When Josh Dixon was excluded from school for antisocial behaviour, he thought the prospect of a happy life was over. He was in his mid-teens, after a period in which he had been bullied. “It felt like everyone had given up on me and that I’d either end up in a life of crime, like my other friends who were excluded, or in a dead-end job,” he says. Now 20, Dixon runs his own recruitment consultancy, which he says has an annual turnover of £2.5m. He credits this swift change of fortune to an unlikely, but increasingly common, path for young people: hiring a life coach.

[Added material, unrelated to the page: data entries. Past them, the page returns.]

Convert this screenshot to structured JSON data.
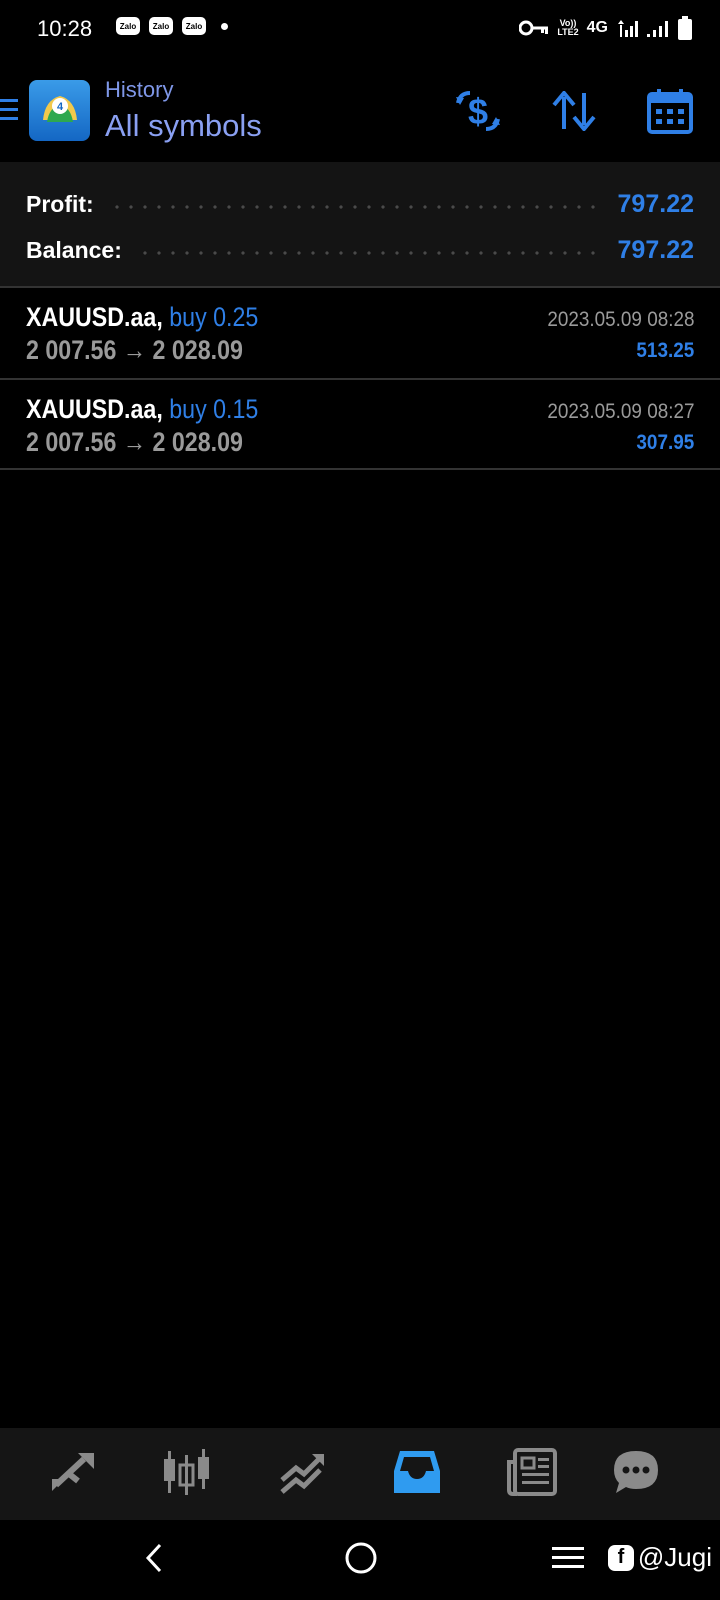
{
  "status_bar": {
    "time": "10:28",
    "notifications": [
      "Zalo",
      "Zalo",
      "Zalo"
    ],
    "volte_line1": "Vo))",
    "volte_line2": "LTE2",
    "network": "4G",
    "icons": [
      "key-icon",
      "signal-icon",
      "signal-icon",
      "battery-icon"
    ]
  },
  "header": {
    "subtitle": "History",
    "title": "All symbols",
    "actions": [
      "currency-exchange-icon",
      "sort-icon",
      "calendar-icon"
    ],
    "accent_color": "#2f7fe6"
  },
  "summary": {
    "profit_label": "Profit:",
    "profit_value": "797.22",
    "balance_label": "Balance:",
    "balance_value": "797.22"
  },
  "deals": [
    {
      "symbol": "XAUUSD.aa,",
      "side": "buy 0.25",
      "prices": "2 007.56 → 2 028.09",
      "time": "2023.05.09 08:28",
      "profit": "513.25"
    },
    {
      "symbol": "XAUUSD.aa,",
      "side": "buy 0.15",
      "prices": "2 007.56 → 2 028.09",
      "time": "2023.05.09 08:27",
      "profit": "307.95"
    }
  ],
  "bottom_nav": {
    "items": [
      "quotes-icon",
      "chart-icon",
      "trade-icon",
      "history-icon",
      "news-icon",
      "chat-icon"
    ],
    "active": "history-icon"
  },
  "system_nav": {
    "watermark": "@Jugi",
    "watermark_badge": "f"
  }
}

The professional marketplace Bidvine recently reported a 280% year-on-year surge in life coach bookings on its site, with 54% made by those aged 18 to 22. In its 2017 Global Consumer Awareness Survey, the International Coaching Federation (ICF) found that 35% of Generation Z respondents (those born after 1995) already had a coach. The service is usually associated with executives looking to advance their careers, so why has life coaching become so appealing to young people?

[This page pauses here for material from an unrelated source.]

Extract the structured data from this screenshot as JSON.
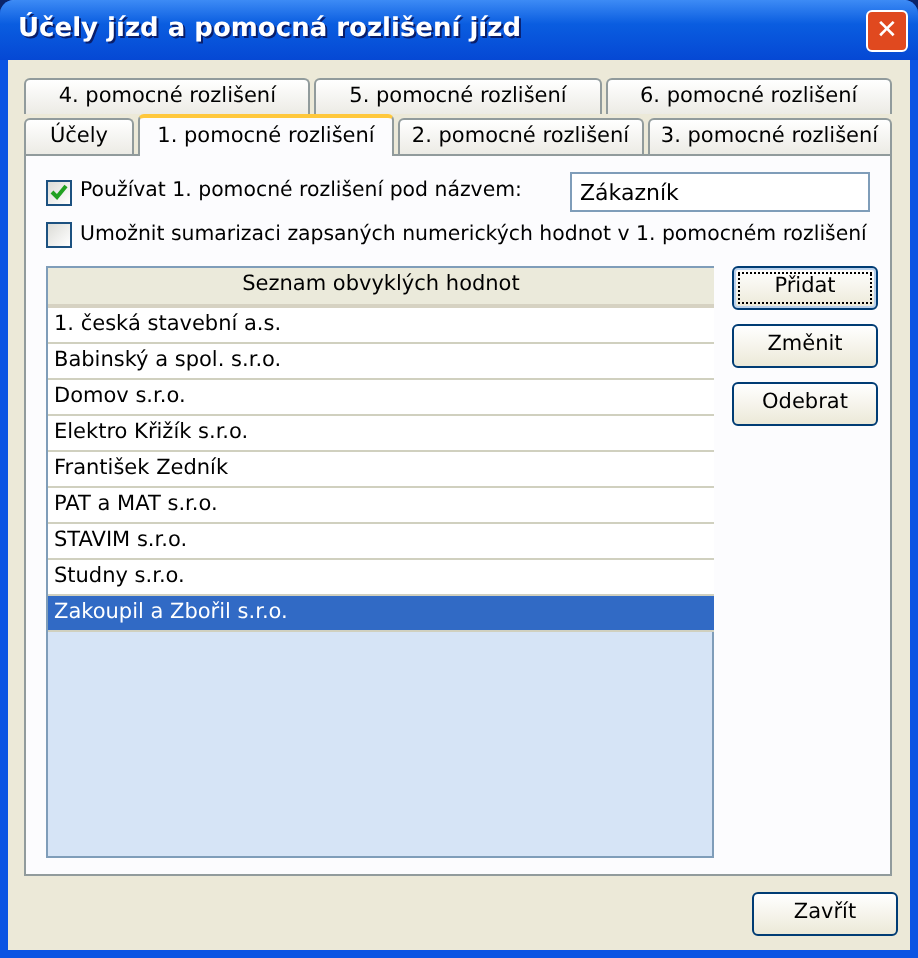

Read the feature in the Guardian.
[This piece was published on 31/07/19]